- To do: What you hand back must match the records word for word, with no pictures.

- Material for this task:
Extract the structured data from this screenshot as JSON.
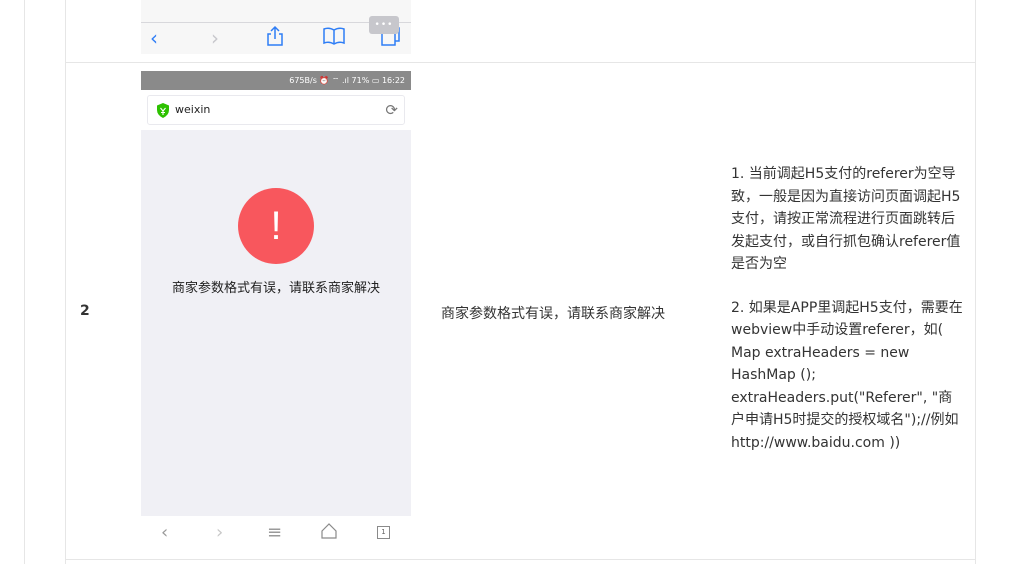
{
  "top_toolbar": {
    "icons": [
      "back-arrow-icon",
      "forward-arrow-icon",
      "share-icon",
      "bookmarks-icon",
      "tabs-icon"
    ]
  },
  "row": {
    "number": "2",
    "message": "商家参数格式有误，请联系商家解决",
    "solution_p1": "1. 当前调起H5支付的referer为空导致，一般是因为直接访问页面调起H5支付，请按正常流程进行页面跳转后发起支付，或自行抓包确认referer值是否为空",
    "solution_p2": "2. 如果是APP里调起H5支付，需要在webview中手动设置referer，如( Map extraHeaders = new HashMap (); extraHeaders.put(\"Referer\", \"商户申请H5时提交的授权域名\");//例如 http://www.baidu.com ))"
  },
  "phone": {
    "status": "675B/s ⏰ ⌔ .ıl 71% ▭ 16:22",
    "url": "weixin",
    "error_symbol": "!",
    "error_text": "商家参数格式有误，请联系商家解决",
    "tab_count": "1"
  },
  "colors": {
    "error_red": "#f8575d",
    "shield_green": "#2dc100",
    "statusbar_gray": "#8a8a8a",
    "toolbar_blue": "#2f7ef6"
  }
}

- Solution to the problem:
Extract the structured data from this screenshot as JSON.
{
  "top_toolbar": {
    "icons": [
      "back-arrow-icon",
      "forward-arrow-icon",
      "share-icon",
      "bookmarks-icon",
      "tabs-icon"
    ]
  },
  "row": {
    "number": "2",
    "message": "商家参数格式有误，请联系商家解决",
    "solution_p1": "1. 当前调起H5支付的referer为空导致，一般是因为直接访问页面调起H5支付，请按正常流程进行页面跳转后发起支付，或自行抓包确认referer值是否为空",
    "solution_p2": "2. 如果是APP里调起H5支付，需要在webview中手动设置referer，如( Map extraHeaders = new HashMap (); extraHeaders.put(\"Referer\", \"商户申请H5时提交的授权域名\");//例如 http://www.baidu.com ))"
  },
  "phone": {
    "status": "675B/s ⏰ ⌔ .ıl 71% ▭ 16:22",
    "url": "weixin",
    "error_symbol": "!",
    "error_text": "商家参数格式有误，请联系商家解决",
    "tab_count": "1"
  },
  "colors": {
    "error_red": "#f8575d",
    "shield_green": "#2dc100",
    "statusbar_gray": "#8a8a8a",
    "toolbar_blue": "#2f7ef6"
  }
}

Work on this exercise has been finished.